IMPACT OF LOW ALCOHOL VERBAL DESCRIPTORS ON PERCEIVED STRENGTH: AN ONLINE EXPERIMENTAL STUDY
Objectives Low alcohol labels are a set of labels that carry descriptors such as ‘low’ or ‘lighter’ to denote alcohol content in beverages. There is growing interest from policymakers and producers in lower strength alcohol products. However, there is a lack of evidence on how the general population perceives verbal descriptors of strength. The present research examines consumers’ perceptions of strength (% ABV) and appeal of alcohol products using low or high alcohol verbal descriptors.
Design A within‐subjects experimental study in which participants rated the strength and appeal of 18 terms denoting low (nine terms), high (eight terms) and regular (one term) strengths for either (1) wine or (2) beer according to drinking preference.

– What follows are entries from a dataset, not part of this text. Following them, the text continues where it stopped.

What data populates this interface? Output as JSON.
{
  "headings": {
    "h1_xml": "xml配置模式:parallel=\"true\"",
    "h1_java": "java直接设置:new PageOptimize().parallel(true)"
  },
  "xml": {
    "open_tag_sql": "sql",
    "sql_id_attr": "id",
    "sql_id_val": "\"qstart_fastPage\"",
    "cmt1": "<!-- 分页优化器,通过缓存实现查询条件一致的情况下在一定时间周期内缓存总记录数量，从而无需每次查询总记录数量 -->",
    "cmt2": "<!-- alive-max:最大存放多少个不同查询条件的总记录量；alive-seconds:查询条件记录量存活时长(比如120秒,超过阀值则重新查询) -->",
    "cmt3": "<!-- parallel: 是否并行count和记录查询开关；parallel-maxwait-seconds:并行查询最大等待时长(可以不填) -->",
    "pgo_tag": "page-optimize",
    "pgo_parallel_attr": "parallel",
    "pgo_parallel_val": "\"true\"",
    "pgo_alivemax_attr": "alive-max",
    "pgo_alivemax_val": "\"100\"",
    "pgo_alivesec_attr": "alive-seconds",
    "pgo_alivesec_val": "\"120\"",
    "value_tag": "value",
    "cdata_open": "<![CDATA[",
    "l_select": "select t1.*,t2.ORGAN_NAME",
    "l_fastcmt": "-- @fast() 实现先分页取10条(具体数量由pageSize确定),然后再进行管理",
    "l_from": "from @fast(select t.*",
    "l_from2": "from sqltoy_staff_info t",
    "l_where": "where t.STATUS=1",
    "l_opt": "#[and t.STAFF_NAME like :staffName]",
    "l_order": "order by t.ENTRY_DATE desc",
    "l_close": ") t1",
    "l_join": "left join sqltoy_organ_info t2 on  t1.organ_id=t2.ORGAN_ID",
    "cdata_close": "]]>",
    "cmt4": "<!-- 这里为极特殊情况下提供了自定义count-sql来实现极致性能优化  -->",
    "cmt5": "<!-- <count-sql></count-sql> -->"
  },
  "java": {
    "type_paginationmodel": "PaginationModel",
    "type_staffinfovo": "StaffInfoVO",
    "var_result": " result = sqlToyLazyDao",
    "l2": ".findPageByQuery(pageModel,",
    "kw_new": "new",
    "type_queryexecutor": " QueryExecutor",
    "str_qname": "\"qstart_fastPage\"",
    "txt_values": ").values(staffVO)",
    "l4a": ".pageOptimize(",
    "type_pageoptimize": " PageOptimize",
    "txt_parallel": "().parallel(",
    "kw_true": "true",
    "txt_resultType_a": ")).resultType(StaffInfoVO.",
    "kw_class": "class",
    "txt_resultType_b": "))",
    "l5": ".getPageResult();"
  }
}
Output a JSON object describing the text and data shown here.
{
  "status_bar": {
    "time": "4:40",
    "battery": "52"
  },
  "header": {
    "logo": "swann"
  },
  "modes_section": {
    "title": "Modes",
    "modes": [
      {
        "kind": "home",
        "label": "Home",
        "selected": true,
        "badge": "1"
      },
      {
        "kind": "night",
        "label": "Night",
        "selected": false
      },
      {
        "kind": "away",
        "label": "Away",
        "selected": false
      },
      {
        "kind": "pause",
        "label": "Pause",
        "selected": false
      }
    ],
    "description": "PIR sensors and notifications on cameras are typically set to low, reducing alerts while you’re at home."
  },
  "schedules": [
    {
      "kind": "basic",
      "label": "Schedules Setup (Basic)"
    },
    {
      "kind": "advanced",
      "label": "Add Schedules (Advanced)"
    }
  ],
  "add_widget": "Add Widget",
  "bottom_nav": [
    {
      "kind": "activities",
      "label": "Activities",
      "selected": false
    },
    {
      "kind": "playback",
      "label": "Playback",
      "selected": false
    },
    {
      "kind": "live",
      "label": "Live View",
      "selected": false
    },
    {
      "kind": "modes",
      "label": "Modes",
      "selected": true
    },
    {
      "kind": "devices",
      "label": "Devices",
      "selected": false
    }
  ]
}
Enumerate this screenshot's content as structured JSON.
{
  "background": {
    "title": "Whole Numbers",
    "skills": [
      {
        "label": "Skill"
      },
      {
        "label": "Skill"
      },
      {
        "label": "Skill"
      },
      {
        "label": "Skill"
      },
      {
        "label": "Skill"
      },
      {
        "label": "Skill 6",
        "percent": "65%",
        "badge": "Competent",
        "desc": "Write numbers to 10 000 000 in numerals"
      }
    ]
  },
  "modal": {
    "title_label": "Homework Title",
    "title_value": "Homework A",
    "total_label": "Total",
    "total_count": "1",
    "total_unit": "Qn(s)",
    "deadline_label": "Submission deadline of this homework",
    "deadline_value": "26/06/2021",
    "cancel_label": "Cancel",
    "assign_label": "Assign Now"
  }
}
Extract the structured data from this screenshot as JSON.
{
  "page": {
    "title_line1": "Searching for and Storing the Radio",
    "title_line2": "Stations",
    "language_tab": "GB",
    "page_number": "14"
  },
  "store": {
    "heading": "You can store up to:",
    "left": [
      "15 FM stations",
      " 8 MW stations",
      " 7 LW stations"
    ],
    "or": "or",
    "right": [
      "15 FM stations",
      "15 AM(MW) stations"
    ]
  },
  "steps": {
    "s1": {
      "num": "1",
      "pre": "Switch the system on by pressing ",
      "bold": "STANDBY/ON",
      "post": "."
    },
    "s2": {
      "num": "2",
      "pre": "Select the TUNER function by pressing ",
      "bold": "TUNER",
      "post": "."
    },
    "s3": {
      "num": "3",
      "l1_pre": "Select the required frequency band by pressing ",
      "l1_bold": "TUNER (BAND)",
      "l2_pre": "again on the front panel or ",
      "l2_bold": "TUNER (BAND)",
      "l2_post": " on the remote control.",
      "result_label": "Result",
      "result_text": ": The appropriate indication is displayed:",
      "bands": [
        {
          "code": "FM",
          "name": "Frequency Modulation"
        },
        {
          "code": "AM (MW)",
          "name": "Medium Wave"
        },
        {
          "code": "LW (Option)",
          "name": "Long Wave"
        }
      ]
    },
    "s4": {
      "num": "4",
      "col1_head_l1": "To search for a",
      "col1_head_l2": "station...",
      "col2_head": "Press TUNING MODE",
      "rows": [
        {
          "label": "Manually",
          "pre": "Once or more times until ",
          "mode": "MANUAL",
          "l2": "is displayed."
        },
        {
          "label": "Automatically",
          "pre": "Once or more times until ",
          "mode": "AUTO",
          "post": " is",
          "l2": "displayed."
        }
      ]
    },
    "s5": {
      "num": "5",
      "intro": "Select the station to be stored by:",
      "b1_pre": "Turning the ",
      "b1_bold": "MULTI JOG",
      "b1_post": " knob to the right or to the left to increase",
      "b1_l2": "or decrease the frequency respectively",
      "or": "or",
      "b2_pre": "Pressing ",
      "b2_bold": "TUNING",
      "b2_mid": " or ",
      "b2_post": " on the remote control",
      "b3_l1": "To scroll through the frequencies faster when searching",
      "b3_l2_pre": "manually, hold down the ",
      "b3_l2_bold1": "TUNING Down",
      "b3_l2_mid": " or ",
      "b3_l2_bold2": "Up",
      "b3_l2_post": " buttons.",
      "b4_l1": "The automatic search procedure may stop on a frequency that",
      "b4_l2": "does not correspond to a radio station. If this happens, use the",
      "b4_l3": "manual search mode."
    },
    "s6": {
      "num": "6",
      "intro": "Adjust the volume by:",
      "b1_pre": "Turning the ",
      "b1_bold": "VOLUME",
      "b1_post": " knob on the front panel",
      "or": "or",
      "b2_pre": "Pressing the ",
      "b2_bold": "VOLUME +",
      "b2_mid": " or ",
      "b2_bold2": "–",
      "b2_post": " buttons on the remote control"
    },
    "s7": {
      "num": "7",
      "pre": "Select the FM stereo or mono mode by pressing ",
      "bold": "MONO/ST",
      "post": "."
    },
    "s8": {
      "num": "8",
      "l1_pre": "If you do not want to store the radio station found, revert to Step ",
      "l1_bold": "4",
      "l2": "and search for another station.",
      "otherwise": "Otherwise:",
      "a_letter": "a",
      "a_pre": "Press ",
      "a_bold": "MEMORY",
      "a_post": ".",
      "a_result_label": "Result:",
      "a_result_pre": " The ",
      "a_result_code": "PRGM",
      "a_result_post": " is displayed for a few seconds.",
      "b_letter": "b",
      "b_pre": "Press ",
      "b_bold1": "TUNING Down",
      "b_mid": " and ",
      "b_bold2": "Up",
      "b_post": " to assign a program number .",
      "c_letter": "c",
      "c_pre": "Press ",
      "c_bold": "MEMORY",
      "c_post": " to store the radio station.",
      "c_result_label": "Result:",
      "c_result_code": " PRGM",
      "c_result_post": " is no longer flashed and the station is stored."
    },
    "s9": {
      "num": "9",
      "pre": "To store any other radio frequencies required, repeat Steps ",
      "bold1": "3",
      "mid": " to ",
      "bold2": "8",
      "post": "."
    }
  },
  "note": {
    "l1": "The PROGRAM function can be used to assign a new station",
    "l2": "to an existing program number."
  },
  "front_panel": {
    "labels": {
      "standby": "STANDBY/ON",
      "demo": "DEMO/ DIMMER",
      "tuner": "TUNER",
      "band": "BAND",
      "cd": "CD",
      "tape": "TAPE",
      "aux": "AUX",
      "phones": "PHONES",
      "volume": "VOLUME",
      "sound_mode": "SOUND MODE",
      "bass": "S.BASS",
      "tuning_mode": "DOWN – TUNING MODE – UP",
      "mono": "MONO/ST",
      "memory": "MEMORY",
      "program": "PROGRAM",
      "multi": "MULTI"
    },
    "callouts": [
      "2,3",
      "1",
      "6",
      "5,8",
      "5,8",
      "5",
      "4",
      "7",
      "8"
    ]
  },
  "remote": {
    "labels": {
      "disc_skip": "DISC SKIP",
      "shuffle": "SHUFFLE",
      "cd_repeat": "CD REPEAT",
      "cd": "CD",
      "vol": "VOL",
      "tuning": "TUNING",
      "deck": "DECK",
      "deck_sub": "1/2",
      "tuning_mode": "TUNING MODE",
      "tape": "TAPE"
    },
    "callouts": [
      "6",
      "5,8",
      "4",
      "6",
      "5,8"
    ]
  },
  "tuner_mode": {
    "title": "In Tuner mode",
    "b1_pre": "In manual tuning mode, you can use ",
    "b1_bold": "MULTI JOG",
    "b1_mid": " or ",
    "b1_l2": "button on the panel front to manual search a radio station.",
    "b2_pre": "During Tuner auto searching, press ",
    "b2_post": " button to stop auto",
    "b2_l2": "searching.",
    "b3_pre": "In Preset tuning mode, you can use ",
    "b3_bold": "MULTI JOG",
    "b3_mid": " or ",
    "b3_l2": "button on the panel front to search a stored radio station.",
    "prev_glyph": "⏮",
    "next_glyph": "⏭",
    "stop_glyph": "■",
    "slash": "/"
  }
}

Methods Thousand six hundred adults (796 wine and 804 beer drinkers) sampled from a nationally representative UK panel.
Results Low, Lower, Light, Lighter, and Reduced formed a cluster and were rated as denoting lower strength products than Regular, but higher strength than the cluster with intensifiers consisting of Extra Low, Super Low, Extra Light, and Super Light. Similar clustering in perceived strength was observed amongst the high verbal descriptors. Regular was the most appealing strength descriptor, with the low and high verbal descriptors using intensifiers rated least appealing.
Conclusions The perceived strength and appeal of alcohol products diminished the more the verbal descriptors implied a deviation from Regular. The implications of these findings are discussed in terms of policy implications for lower strength alcohol labelling and associated public health outcomes.